REQUIRED ACTION: The answer must be every line below that contains the string "Management".

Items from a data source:
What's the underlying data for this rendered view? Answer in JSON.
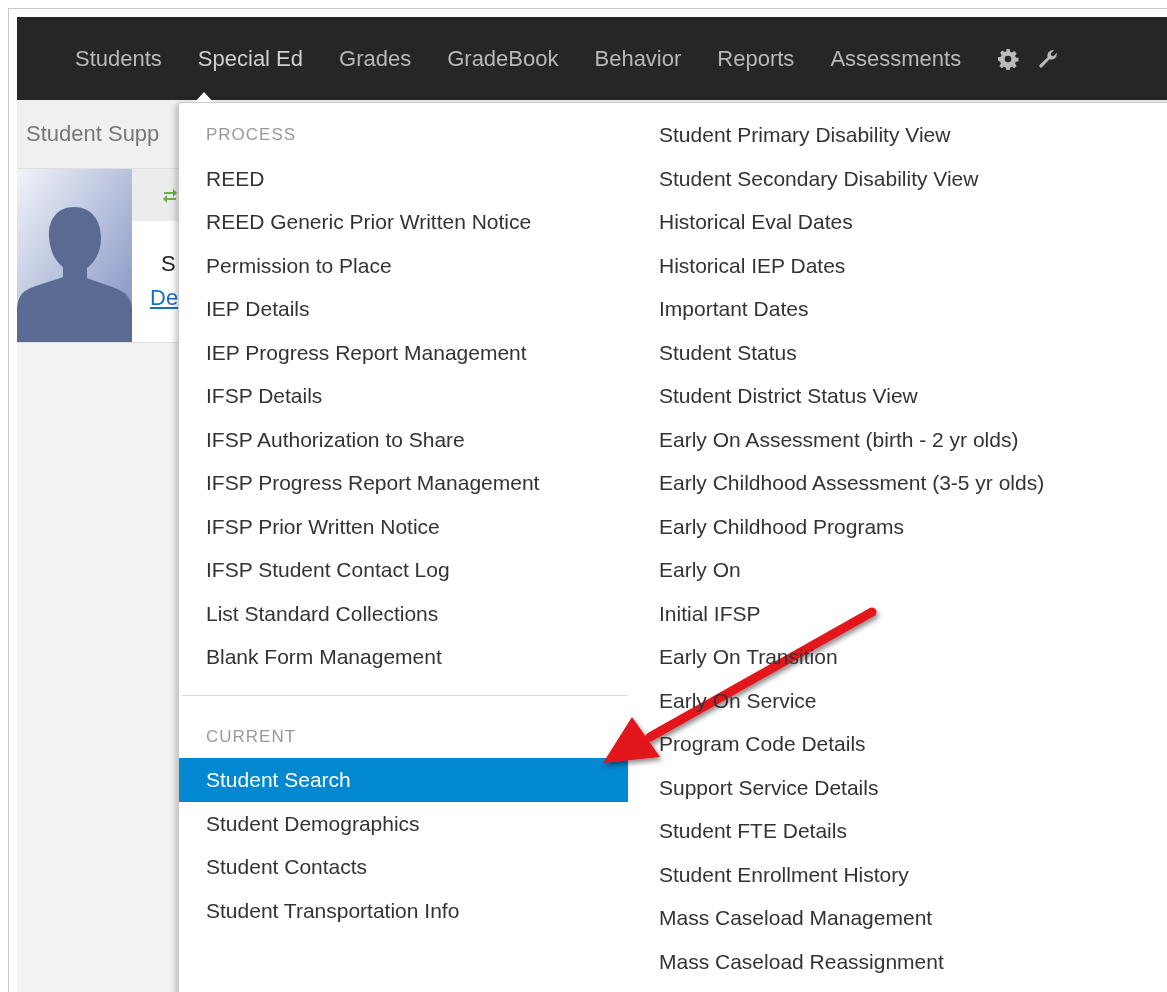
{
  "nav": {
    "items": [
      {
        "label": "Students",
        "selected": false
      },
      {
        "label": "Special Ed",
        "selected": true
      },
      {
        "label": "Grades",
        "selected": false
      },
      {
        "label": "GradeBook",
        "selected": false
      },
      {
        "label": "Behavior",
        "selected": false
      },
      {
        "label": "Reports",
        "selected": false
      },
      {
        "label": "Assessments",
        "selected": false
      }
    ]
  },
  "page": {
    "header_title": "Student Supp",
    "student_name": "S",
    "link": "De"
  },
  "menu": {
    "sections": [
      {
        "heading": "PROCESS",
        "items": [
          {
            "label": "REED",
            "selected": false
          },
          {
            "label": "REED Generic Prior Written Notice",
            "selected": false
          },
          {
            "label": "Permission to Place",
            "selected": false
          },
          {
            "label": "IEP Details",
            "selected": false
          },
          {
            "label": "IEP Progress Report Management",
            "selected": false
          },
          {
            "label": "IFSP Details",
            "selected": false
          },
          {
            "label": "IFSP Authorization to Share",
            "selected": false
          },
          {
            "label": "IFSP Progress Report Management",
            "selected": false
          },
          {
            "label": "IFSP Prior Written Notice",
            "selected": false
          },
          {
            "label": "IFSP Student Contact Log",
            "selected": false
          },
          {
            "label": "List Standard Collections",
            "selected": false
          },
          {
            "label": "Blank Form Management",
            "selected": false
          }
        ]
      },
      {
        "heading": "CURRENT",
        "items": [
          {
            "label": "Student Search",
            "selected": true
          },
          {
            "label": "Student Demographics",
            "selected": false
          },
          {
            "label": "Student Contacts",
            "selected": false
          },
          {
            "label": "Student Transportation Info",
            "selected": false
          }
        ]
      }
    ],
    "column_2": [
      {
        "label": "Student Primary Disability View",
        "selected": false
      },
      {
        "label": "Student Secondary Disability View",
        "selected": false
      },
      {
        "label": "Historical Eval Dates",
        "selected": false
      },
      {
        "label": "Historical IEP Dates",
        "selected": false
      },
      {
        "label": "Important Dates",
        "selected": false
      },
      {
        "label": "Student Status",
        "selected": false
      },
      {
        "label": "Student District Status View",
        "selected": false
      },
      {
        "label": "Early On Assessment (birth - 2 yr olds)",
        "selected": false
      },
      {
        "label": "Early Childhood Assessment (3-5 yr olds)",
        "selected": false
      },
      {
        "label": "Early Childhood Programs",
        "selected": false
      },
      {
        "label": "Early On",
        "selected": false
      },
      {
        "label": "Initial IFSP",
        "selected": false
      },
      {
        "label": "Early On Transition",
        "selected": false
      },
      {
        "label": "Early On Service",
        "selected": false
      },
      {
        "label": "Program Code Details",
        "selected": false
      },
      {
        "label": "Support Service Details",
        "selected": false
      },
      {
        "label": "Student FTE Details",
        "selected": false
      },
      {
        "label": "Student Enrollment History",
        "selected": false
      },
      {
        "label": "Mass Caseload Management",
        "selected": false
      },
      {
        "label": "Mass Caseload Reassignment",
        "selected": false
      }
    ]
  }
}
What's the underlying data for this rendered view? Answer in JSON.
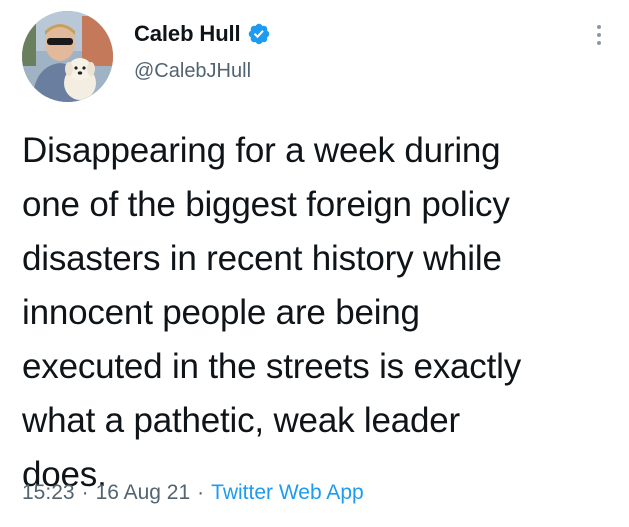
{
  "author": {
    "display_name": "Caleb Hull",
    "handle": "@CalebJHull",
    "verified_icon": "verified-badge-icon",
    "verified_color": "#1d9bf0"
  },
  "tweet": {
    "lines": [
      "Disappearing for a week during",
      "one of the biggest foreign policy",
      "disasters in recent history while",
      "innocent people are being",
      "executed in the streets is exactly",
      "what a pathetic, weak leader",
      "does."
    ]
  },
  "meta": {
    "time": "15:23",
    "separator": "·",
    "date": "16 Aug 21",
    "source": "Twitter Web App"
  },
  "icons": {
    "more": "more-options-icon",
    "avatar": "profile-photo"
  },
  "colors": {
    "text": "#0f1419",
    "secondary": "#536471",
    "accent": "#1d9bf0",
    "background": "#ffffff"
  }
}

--

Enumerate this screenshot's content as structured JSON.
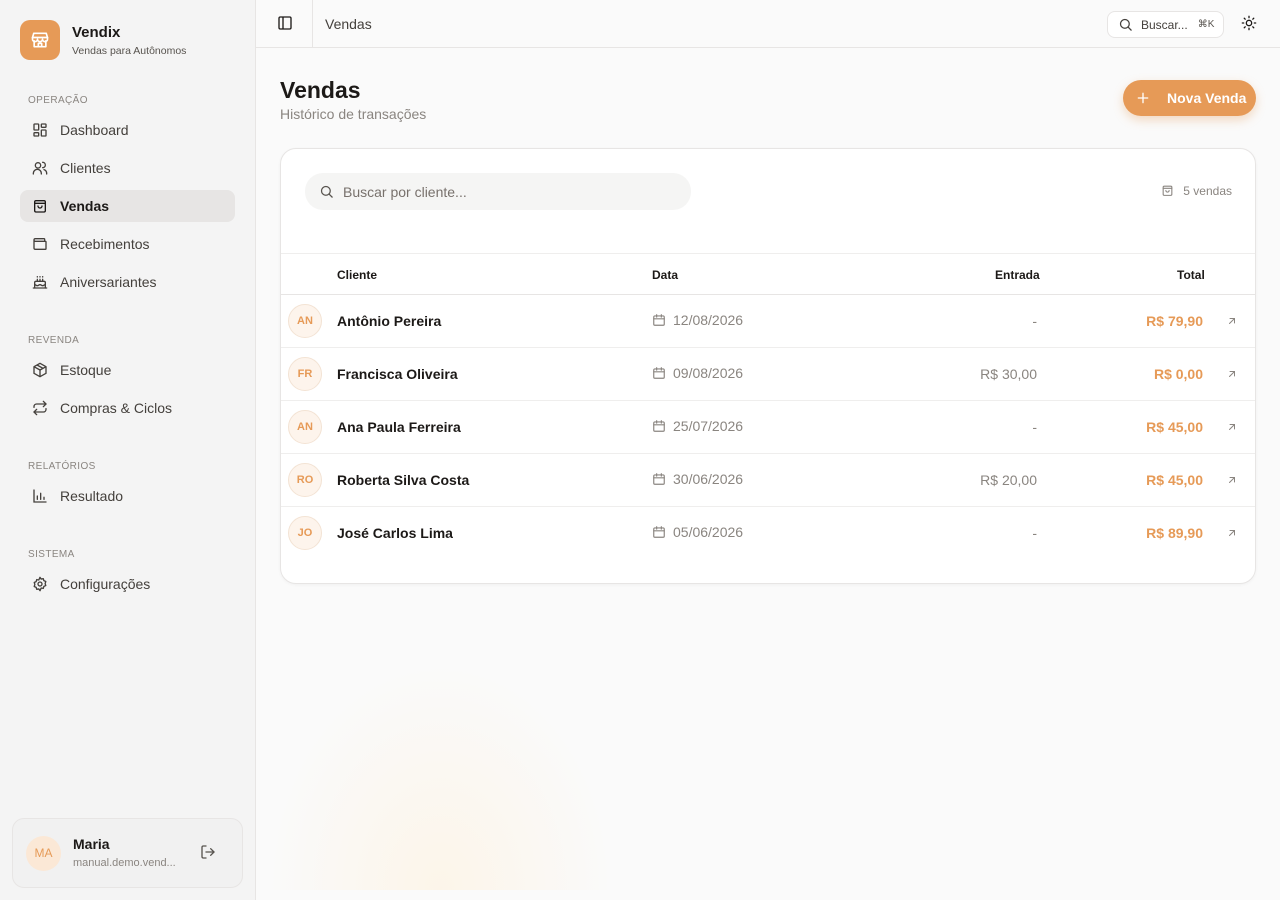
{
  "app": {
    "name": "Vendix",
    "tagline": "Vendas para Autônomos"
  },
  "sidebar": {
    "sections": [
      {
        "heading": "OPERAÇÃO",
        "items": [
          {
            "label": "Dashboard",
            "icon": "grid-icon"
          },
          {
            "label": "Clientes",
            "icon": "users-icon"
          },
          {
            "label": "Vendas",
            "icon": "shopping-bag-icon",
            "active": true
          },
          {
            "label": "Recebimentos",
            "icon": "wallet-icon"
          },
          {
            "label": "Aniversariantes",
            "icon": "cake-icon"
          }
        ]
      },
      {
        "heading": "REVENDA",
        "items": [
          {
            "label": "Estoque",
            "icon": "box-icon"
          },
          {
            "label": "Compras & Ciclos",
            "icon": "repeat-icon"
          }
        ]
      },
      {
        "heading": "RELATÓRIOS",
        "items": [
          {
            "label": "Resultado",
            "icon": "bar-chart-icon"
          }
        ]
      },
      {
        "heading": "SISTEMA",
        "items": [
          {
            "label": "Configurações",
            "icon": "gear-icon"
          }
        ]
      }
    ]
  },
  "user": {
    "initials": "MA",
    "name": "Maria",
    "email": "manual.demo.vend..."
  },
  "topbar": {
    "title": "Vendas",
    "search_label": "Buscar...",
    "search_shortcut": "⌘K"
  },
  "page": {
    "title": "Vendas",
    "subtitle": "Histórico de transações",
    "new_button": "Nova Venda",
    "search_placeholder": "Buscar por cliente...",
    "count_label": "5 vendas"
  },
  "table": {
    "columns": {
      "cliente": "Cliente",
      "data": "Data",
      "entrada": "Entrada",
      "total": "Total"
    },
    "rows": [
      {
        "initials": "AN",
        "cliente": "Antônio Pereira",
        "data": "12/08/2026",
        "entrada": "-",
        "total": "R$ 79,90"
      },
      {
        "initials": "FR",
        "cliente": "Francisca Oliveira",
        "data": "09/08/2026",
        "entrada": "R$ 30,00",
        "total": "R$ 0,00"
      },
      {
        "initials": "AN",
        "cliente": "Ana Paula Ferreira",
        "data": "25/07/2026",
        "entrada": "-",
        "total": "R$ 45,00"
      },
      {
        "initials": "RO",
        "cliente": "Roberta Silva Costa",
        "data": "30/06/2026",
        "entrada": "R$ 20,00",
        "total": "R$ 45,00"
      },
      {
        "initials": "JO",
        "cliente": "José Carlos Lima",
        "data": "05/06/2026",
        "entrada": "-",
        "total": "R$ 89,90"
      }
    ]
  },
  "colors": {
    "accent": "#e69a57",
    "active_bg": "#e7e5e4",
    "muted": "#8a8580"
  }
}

EXERCISE RESULT:
            "label": "IEP Progress Report Management",
            "label": "IFSP Progress Report Management",
            "label": "Blank Form Management",
        "label": "Mass Caseload Management",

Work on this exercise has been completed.